Excerpts from an interface dataset:
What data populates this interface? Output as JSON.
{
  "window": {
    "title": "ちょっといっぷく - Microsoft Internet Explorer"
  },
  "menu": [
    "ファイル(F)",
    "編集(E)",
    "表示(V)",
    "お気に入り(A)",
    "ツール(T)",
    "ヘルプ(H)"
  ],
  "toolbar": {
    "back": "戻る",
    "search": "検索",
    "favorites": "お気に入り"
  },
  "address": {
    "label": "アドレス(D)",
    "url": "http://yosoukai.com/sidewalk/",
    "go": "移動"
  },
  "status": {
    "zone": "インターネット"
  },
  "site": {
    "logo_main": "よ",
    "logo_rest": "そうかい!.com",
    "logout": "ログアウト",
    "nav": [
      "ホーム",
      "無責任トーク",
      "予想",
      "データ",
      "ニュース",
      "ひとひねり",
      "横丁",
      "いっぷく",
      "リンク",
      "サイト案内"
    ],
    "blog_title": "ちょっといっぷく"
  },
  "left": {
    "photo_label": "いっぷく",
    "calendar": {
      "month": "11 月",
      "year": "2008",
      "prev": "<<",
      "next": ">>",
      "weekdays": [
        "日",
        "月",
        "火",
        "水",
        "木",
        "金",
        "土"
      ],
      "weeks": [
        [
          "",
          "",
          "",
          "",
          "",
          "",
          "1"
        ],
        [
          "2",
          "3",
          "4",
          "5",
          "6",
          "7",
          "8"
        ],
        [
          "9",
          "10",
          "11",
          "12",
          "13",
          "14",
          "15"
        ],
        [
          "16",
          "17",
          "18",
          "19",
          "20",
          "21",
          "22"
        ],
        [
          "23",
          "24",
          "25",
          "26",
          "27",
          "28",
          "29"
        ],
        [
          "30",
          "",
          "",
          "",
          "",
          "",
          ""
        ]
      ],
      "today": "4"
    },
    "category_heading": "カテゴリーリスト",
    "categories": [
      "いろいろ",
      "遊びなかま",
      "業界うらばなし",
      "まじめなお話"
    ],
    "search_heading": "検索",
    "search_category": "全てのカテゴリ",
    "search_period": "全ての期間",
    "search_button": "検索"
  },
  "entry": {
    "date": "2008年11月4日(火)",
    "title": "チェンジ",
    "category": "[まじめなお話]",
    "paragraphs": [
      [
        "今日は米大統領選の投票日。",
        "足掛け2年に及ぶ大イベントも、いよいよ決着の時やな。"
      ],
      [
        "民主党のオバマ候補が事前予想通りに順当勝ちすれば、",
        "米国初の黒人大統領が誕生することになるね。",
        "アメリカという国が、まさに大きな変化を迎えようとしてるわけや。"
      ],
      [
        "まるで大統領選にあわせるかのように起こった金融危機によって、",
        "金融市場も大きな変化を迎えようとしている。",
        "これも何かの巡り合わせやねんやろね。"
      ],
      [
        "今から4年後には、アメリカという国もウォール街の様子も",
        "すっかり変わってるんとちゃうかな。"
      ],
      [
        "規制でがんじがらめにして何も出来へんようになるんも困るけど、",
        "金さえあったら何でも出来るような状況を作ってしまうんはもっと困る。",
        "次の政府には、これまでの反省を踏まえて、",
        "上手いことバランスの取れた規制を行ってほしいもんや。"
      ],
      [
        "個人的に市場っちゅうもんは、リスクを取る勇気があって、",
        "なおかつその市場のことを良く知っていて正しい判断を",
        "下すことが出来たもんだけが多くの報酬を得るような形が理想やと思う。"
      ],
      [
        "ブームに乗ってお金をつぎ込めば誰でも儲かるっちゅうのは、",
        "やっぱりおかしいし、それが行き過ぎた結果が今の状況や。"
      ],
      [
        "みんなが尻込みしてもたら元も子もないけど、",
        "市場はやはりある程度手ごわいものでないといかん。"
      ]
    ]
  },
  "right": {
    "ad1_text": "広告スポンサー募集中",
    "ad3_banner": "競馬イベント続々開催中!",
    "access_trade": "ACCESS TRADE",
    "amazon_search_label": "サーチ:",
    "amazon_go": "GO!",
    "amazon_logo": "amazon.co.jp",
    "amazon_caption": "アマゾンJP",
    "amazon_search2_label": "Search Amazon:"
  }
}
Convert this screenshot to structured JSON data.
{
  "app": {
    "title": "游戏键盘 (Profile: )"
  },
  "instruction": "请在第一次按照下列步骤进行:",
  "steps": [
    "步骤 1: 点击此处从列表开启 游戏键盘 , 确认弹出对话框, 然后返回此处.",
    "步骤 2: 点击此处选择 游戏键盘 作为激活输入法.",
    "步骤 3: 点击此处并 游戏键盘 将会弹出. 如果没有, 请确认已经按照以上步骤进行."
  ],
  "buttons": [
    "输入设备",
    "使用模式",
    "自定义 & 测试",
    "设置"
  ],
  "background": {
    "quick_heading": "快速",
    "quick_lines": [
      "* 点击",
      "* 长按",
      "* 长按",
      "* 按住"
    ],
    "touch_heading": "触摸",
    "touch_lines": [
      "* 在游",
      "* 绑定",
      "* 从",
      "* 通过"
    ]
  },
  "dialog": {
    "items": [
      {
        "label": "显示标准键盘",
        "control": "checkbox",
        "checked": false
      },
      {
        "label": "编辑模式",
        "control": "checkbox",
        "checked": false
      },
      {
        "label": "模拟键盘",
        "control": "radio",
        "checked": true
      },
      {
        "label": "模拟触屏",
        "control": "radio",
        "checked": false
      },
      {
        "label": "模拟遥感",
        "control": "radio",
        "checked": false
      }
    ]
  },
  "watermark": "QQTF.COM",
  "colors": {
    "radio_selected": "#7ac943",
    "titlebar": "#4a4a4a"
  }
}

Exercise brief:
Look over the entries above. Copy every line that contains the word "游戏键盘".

Answer area:
    "title": "游戏键盘 (Profile: )"
    "步骤 1: 点击此处从列表开启 游戏键盘 , 确认弹出对话框, 然后返回此处.",
    "步骤 2: 点击此处选择 游戏键盘 作为激活输入法.",
    "步骤 3: 点击此处并 游戏键盘 将会弹出. 如果没有, 请确认已经按照以上步骤进行."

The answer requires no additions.